*YOUR TASK*
Look for "Preferences" in every line of the listing. Copy the lines that have it.

*DATA SECTION*
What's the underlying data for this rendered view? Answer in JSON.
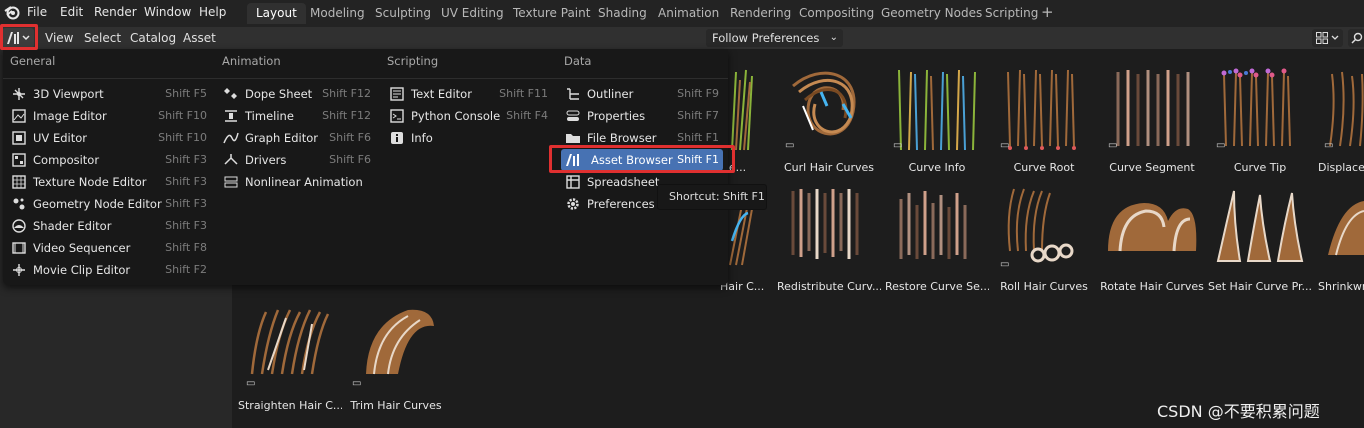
{
  "app_menu": [
    "File",
    "Edit",
    "Render",
    "Window",
    "Help"
  ],
  "workspaces": [
    "Layout",
    "Modeling",
    "Sculpting",
    "UV Editing",
    "Texture Paint",
    "Shading",
    "Animation",
    "Rendering",
    "Compositing",
    "Geometry Nodes",
    "Scripting"
  ],
  "active_workspace": "Layout",
  "add_workspace": "+",
  "header_menu": [
    "View",
    "Select",
    "Catalog",
    "Asset"
  ],
  "follow_prefs": "Follow Preferences",
  "editor_menu": {
    "columns": [
      {
        "title": "General",
        "items": [
          {
            "label": "3D Viewport",
            "shortcut": "Shift F5",
            "icon": "viewport-icon"
          },
          {
            "label": "Image Editor",
            "shortcut": "Shift F10",
            "icon": "image-icon"
          },
          {
            "label": "UV Editor",
            "shortcut": "Shift F10",
            "icon": "uv-icon"
          },
          {
            "label": "Compositor",
            "shortcut": "Shift F3",
            "icon": "compositor-icon"
          },
          {
            "label": "Texture Node Editor",
            "shortcut": "Shift F3",
            "icon": "texture-icon"
          },
          {
            "label": "Geometry Node Editor",
            "shortcut": "Shift F3",
            "icon": "geometry-nodes-icon"
          },
          {
            "label": "Shader Editor",
            "shortcut": "Shift F3",
            "icon": "shader-icon"
          },
          {
            "label": "Video Sequencer",
            "shortcut": "Shift F8",
            "icon": "sequencer-icon"
          },
          {
            "label": "Movie Clip Editor",
            "shortcut": "Shift F2",
            "icon": "clip-icon"
          }
        ]
      },
      {
        "title": "Animation",
        "items": [
          {
            "label": "Dope Sheet",
            "shortcut": "Shift F12",
            "icon": "dopesheet-icon"
          },
          {
            "label": "Timeline",
            "shortcut": "Shift F12",
            "icon": "timeline-icon"
          },
          {
            "label": "Graph Editor",
            "shortcut": "Shift F6",
            "icon": "graph-icon"
          },
          {
            "label": "Drivers",
            "shortcut": "Shift F6",
            "icon": "drivers-icon"
          },
          {
            "label": "Nonlinear Animation",
            "shortcut": "",
            "icon": "nla-icon"
          }
        ]
      },
      {
        "title": "Scripting",
        "items": [
          {
            "label": "Text Editor",
            "shortcut": "Shift F11",
            "icon": "text-icon"
          },
          {
            "label": "Python Console",
            "shortcut": "Shift F4",
            "icon": "console-icon"
          },
          {
            "label": "Info",
            "shortcut": "",
            "icon": "info-icon"
          }
        ]
      },
      {
        "title": "Data",
        "items": [
          {
            "label": "Outliner",
            "shortcut": "Shift F9",
            "icon": "outliner-icon"
          },
          {
            "label": "Properties",
            "shortcut": "Shift F7",
            "icon": "properties-icon"
          },
          {
            "label": "File Browser",
            "shortcut": "Shift F1",
            "icon": "folder-icon"
          },
          {
            "label": "Asset Browser",
            "shortcut": "Shift F1",
            "icon": "asset-browser-icon"
          },
          {
            "label": "Spreadsheet",
            "shortcut": "",
            "icon": "spreadsheet-icon"
          },
          {
            "label": "Preferences",
            "shortcut": "",
            "icon": "gear-icon"
          }
        ]
      }
    ],
    "selected": "Asset Browser"
  },
  "tooltip": "Shortcut: Shift F1",
  "assets_row1": [
    "k Inde...",
    "Curl Hair Curves",
    "Curve Info",
    "Curve Root",
    "Curve Segment",
    "Curve Tip",
    "Displace"
  ],
  "assets_row2": [
    "Hair C...",
    "Redistribute Curv...",
    "Restore Curve Se...",
    "Roll Hair Curves",
    "Rotate Hair Curves",
    "Set Hair Curve Pr...",
    "Shrinkwra"
  ],
  "assets_row3": [
    "Straighten Hair C...",
    "Trim Hair Curves"
  ],
  "watermark": "CSDN @不要积累问题",
  "colors": {
    "accent": "#4772b3",
    "highlight": "#e03030",
    "hair": "#a0693a"
  }
}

*SOLUTION TO THE EXERCISE*
  "follow_prefs": "Follow Preferences",
            "label": "Preferences",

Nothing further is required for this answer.